_WORK ORDER_
Pick out each line of the records that includes the string "Search", and copy it.

Segment Start: ENTRIES SHOWN

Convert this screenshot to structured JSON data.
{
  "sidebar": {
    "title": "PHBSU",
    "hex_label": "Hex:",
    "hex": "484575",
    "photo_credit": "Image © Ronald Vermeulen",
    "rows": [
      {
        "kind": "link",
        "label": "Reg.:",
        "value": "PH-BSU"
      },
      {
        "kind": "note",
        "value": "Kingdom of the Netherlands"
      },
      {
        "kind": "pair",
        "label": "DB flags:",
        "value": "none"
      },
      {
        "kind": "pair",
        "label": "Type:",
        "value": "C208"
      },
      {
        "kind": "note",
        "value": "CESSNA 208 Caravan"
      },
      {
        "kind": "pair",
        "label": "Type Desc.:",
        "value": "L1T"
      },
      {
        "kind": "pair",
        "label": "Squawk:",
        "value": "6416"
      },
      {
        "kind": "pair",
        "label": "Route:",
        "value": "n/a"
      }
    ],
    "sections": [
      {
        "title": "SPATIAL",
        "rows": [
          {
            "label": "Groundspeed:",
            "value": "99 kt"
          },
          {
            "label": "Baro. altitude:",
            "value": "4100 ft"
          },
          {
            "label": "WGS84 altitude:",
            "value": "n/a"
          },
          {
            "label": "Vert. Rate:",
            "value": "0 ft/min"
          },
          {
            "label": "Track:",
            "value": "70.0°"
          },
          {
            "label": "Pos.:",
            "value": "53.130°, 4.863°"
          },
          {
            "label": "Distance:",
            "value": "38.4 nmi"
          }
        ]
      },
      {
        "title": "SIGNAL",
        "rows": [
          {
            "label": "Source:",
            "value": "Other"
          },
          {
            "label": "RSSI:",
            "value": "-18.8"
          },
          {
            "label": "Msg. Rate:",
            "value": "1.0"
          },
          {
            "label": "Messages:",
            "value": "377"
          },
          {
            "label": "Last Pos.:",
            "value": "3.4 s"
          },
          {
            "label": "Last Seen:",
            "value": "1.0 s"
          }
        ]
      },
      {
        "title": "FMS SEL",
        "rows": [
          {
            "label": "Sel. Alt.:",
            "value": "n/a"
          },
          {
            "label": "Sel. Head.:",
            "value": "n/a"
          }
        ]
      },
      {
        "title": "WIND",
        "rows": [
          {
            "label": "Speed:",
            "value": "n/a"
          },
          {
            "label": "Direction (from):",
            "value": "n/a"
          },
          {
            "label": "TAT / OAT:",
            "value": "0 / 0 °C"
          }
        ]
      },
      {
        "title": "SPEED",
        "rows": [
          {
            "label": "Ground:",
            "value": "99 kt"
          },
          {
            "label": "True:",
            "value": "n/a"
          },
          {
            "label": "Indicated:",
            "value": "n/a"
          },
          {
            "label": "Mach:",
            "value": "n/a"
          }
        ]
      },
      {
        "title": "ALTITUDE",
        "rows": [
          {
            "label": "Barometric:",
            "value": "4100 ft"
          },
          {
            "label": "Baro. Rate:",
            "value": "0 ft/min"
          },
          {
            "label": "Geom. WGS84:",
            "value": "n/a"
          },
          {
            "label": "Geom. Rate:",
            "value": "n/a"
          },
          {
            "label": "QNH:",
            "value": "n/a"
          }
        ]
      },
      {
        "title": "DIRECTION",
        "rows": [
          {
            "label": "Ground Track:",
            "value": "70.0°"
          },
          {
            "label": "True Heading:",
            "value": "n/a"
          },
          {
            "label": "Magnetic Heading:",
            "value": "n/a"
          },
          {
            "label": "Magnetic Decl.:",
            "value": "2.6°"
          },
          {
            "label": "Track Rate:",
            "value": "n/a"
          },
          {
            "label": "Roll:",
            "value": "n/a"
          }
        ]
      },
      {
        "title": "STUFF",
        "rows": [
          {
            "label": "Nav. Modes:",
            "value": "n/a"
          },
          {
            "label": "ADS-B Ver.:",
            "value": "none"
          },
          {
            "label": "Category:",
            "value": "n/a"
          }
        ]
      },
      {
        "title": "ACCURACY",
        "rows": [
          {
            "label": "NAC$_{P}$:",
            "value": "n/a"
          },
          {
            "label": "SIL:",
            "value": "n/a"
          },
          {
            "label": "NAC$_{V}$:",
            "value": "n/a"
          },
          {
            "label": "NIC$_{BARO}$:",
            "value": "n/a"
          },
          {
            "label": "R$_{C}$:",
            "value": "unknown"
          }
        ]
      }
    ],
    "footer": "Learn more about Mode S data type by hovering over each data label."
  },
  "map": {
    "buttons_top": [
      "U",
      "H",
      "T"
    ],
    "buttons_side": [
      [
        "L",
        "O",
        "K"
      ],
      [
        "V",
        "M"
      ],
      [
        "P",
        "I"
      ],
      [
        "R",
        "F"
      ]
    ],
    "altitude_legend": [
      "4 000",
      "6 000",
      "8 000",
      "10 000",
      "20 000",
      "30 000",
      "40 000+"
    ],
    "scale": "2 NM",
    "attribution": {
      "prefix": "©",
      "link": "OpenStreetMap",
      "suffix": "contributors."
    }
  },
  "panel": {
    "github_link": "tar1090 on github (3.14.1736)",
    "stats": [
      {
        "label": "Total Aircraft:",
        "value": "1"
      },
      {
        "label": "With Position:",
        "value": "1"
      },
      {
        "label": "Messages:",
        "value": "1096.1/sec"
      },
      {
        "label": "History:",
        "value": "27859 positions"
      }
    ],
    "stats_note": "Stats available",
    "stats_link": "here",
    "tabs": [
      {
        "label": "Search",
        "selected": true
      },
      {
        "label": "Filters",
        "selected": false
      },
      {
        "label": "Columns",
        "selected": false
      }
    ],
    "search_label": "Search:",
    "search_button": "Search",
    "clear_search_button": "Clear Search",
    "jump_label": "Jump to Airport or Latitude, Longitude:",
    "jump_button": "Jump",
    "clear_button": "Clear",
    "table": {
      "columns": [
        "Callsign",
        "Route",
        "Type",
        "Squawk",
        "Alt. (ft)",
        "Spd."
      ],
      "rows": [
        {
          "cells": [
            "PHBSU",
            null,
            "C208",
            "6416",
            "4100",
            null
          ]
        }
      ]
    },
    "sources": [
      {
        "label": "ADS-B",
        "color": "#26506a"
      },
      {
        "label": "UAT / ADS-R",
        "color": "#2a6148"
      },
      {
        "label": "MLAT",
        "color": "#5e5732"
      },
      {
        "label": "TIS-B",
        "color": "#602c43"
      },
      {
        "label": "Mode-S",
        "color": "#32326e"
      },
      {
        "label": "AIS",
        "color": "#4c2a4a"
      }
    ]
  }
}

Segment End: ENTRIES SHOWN

_ANSWER FOR THIS EXERCISE_
        "label": "Search",
    "search_label": "Search:",
    "search_button": "Search",
    "clear_search_button": "Clear Search",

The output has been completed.